 generating pulsed illuminating light that comprises wavelengths which lie in a spectral region;
 defining a detection spectral region that lies within the spectral region;
 influencing the light components of the illuminating light that comprise wavelengths within the detection spectral region;
 illuminating a specimen with the illuminating light;
 detecting the detection light proceeding from the specimen within the detection spectral region.
 A further object of the invention is to provide a microscope which reliably and efficiently allows an investigation of a specimen exploiting nonlinear processes with reduced specimen impact.
 The invention also provides a microscope having a light source for generating pulsed illuminating light that comprises light from a spectral region, and having at least one detector for detecting the detection light proceeding from a specimen in a detection spectral region, wherein the detection spectral region lies within the spectral region; and the illuminating light contains no light from the detection spectral region having the same polarization properties.
 The invention has the advantage that the method according to the present invention exploits location-dependent optical nonlinearities but makes do with much lower light intensities, the use of the lowest possible light intensities having particular significance especially for biological specimens. Investigation of the specimen to a great depth is also possible.
 An aspect of the method according to the present invention is to influence, certain spectral components (specifically those from the detection spectral region) from the spectrum of ultrashort laser pulses (i.e. preferably picosecond and femtosecond laser pulses); to focus the illuminated light prepared in this fashion onto a specimen volume; and to detect in practically background-free fashion the detection light thereby produced, by nonlinear processes, in the region of the previously removed spectral components. The power level and (optionally) spectral distribution of this detection light is used for image production.
 In a preferred embodiment, the influencing is a removal of the light components of the illuminating light that comprise wavelengths within the detection spectral region. In another embodiment, the influencing contains a modification of the polarization state of the light components of the illuminating light that comprise wavelengths within the detection spectral region. The modification of the polarization state can encompass, in particular, a rotation of a linear polarization. Rotation of the linear polarization direction makes the detection light in the detection spectral region distinguishable from the illuminating light.
 In another preferred embodiment, the influencing encompasses a spectral filtration. Provided for this purpose, in an embodiment, is a spectral filter that removes from the illuminating light the light components of the illuminating light that comprise wavelengths within the detection spectral region. In this embodiment, the illuminating light contains no light from the detection spectral region. In another variant, a spectral filter is provided that modifies the polarization state of the light components of the illuminating light that comprise wavelengths within the detection spectral region.
 The spectral filtration removes certain frequency regions from the spectrum of the illuminating light in order to create there a spectral window within which detection light produced as a result of nonlinear processes can be detected in background-free fashion.

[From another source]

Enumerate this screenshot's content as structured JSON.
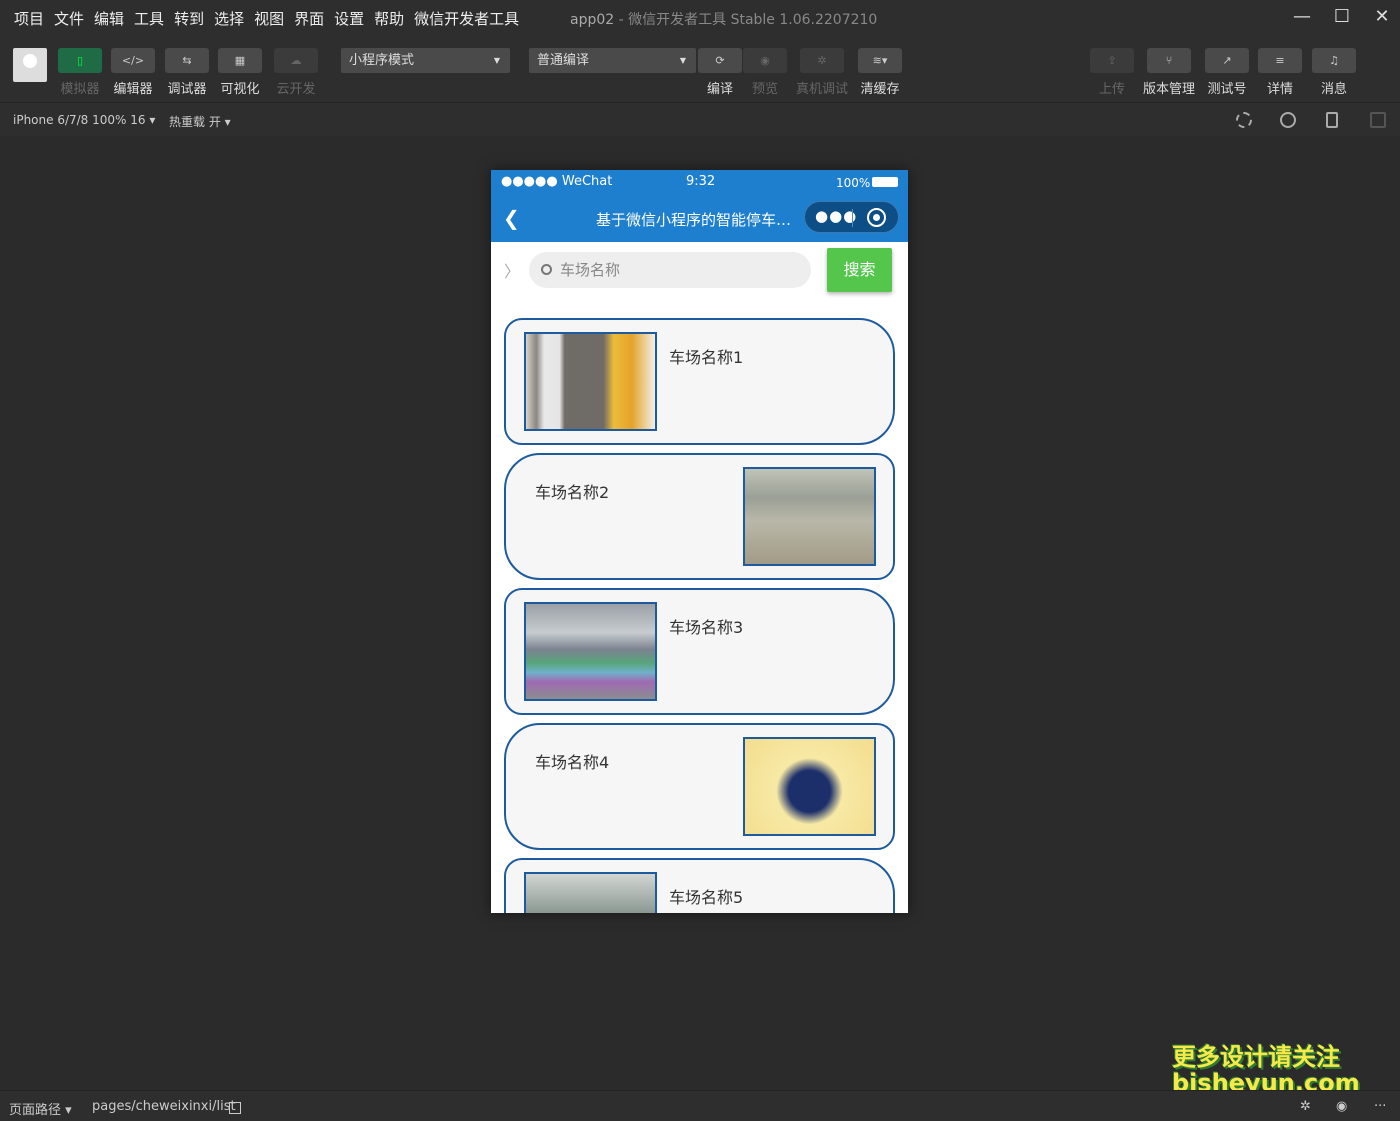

 In a preferred embodiment, a further spectral filter is provided that allows only light of the wavelengths of the detection spectral region to arrive at the detector. The further spectral filter is preferably inverse with respect to the spectral filter.

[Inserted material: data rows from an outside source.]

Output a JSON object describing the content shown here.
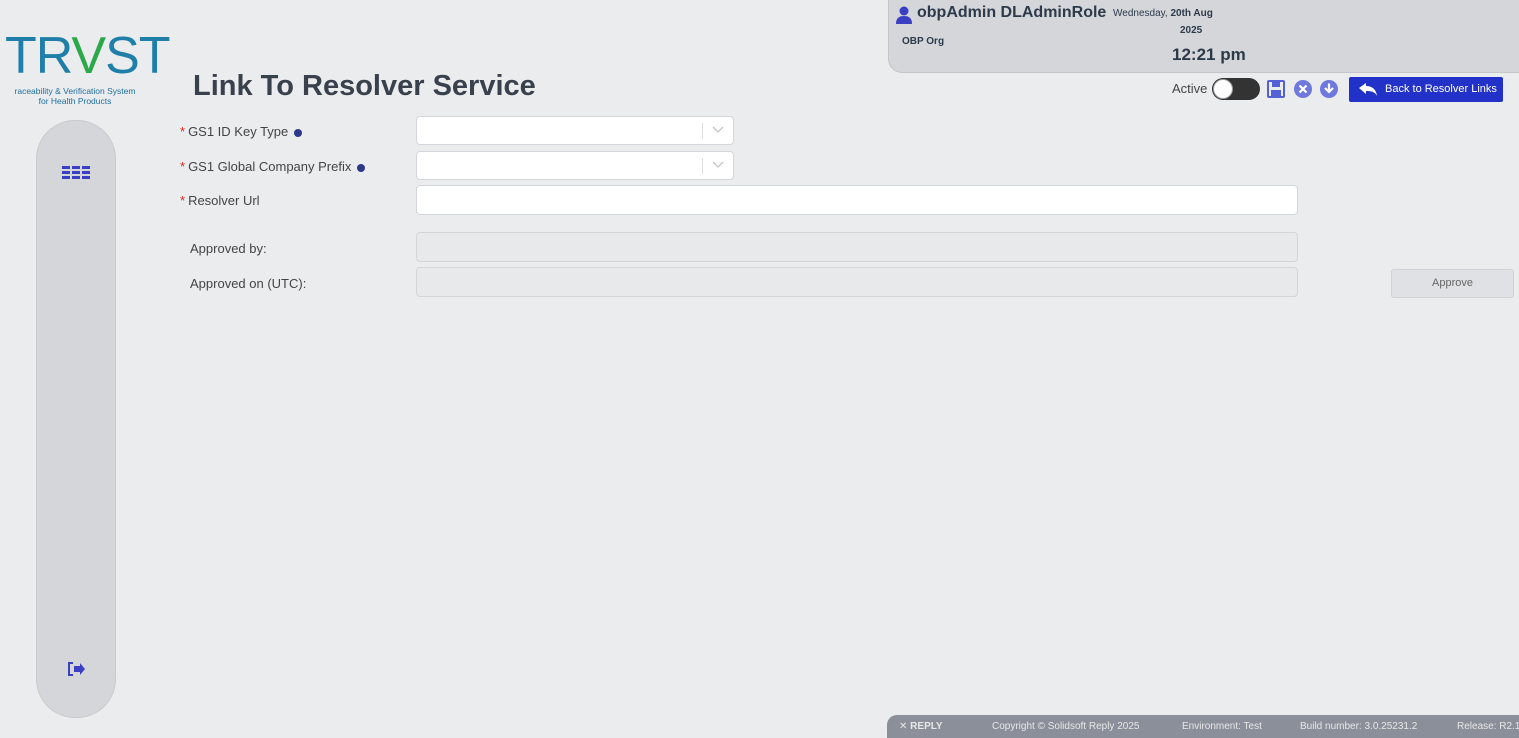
{
  "logo": {
    "word_pre": "TR",
    "word_v": "V",
    "word_post": "ST",
    "tagline_line1": "raceability & Verification System",
    "tagline_line2": "for Health Products"
  },
  "user": {
    "name": "obpAdmin DLAdminRole",
    "org": "OBP Org",
    "date_weekday": "Wednesday,",
    "date_day_month": "20th Aug",
    "date_year": "2025",
    "time": "12:21 pm"
  },
  "page": {
    "title": "Link To Resolver Service"
  },
  "toolbar": {
    "active_label": "Active",
    "active_on": false,
    "back_label": "Back to Resolver Links"
  },
  "form": {
    "gs1_id_key_type_label": "GS1 ID Key Type",
    "gs1_id_key_type_value": "",
    "company_prefix_label": "GS1 Global Company Prefix",
    "company_prefix_value": "",
    "resolver_url_label": "Resolver Url",
    "resolver_url_value": "",
    "approved_by_label": "Approved by:",
    "approved_by_value": "",
    "approved_on_label": "Approved on (UTC):",
    "approved_on_value": "",
    "required_mark": "*",
    "approve_label": "Approve"
  },
  "footer": {
    "brand": "REPLY",
    "copyright": "Copyright © Solidsoft Reply 2025",
    "environment": "Environment: Test",
    "build": "Build number: 3.0.25231.2",
    "release": "Release: R2.1"
  },
  "colors": {
    "accent": "#2232c8",
    "required": "#e0261f",
    "sidebar": "#d4d6da",
    "footer": "#8a8f99"
  },
  "icons": [
    "user-icon",
    "menu-icon",
    "logout-icon",
    "save-icon",
    "cancel-icon",
    "download-icon",
    "back-arrow-icon",
    "info-icon",
    "chevron-down-icon"
  ]
}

 In an embodiment, the illuminating light is already generated in such a way that the detection spectral region lies within the spectral region, and so that the illuminating light contains no light from the detection spectral region. The detection spectral region or regions can, for example, be the spectral gaps between the equidistant modes of a mode-coupled pulsed laser.
 In another embodiment, the microscope is a scanning microscope, in particular a confocal scanning microscope.